Image: Lake Macquarie Regional Gallery

This floor work is composed of 137 found bricks collected one weekend around inner city Sydney. Each brick was collected, cleaned and scrubbed, transported, and arranged.

Revel is the title of a series of works I started in 2009 in Darwin, NT. The works are a homage/exploration of Carl Andre’s 1966 work Lever and other floor sculptures from 1965 onwards. As well, the series looks at my childhood memories of seeing Andre’s Lever in 1974 at the Art Gallery of NSW.

Revel is the backward spelling of ‘lever’ - an apt title meaning to celebrate.

The work here was commissioned by Lake Macquarie Regional Gallery for Lake, curated by Malcolm Smith and Meryl Ryan (24 Sept. – 14 Nov. 2010). Lake explores and highlights Australia’s inward waterways in contrast to Australia’s defining coastal demographic. The role of landscape defines Australia, the gothic and metaphysical qualities of lakes are underlying issues explored in this exhibition through artistic interpretation.

• Lakes
Lakes link themselves to moats and swimming pools easily. Lakes exist both physically and symbolically. My reference to a lake is via a circular form suggestive of a medieval moat or a swimming pool.

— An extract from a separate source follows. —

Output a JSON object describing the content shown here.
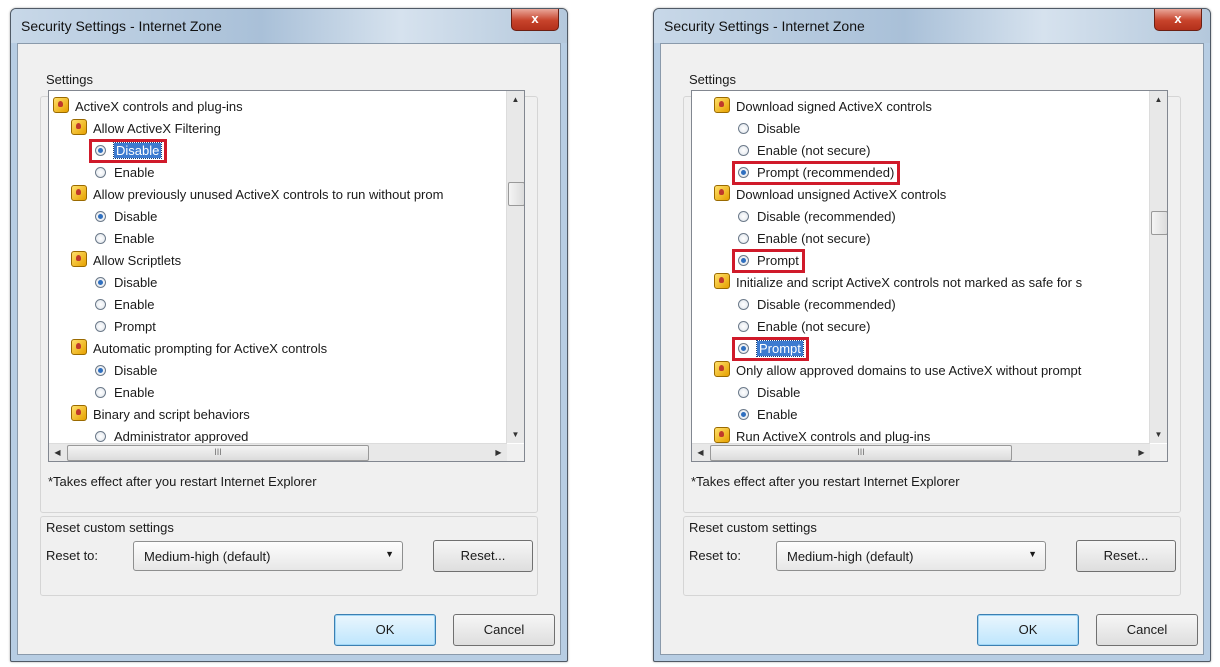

Andre had the inspiration for floor sculptures whilst canoeing on a lake in New Hampshire in 1965, he considered the lake’s surface as an ideal form and a sculpture solution.

The circumstances in which Andre's brick sculptures were first created have been summarised by David Bourdon, loc. cit.: For some time it had been apparent to Andre that his sculpture should be low’. In summer, 1965, while canoeing on a New Hampshire lake, he realised his sculpture had to be as level as water. (Bourdon, D. 1978)

• Homage: Carl Andre 1966 Lever
Lever is significant for me on two prime levels; firstly by its aesthetic resolve and secondly as childhood memory. Lever was included in the Australian travelling exhibition Some Recent American Art that I saw at the Art Gallery of NSW in 1974. I was six and it was my first experience with difficult post-modern art, I was intrigued by this mysterious row of bricks. In my recasting of Andre’s Lever I have imbedded metaphysical structure, expressiveness, history and allegory in contrast to the stark and reductive intents of the minimalists.

Image: Carl Andre Lever 1966.

• Trembling
Revel is loaded with emotion. In my extension of Andre’s work I started with the artist’s premise that materials have inherent qualities that must not be strayed from. Andre’s bricks are uniform and machined while my bricks are busy with distracting detail, transformative with age.

Tobias Richardson, Lake Macquarie 2010

Bourdon, D. (1978). Carl Andre; Sculpture 1959-1977, p. 50 “Lever” (1966). Jaap Rietman Inc., New York.
Carl Andre: Sculpture 1959-78, Exhibition Catalogue, Whitechapel Art Gallery, 17 March – 23 April 1978, London.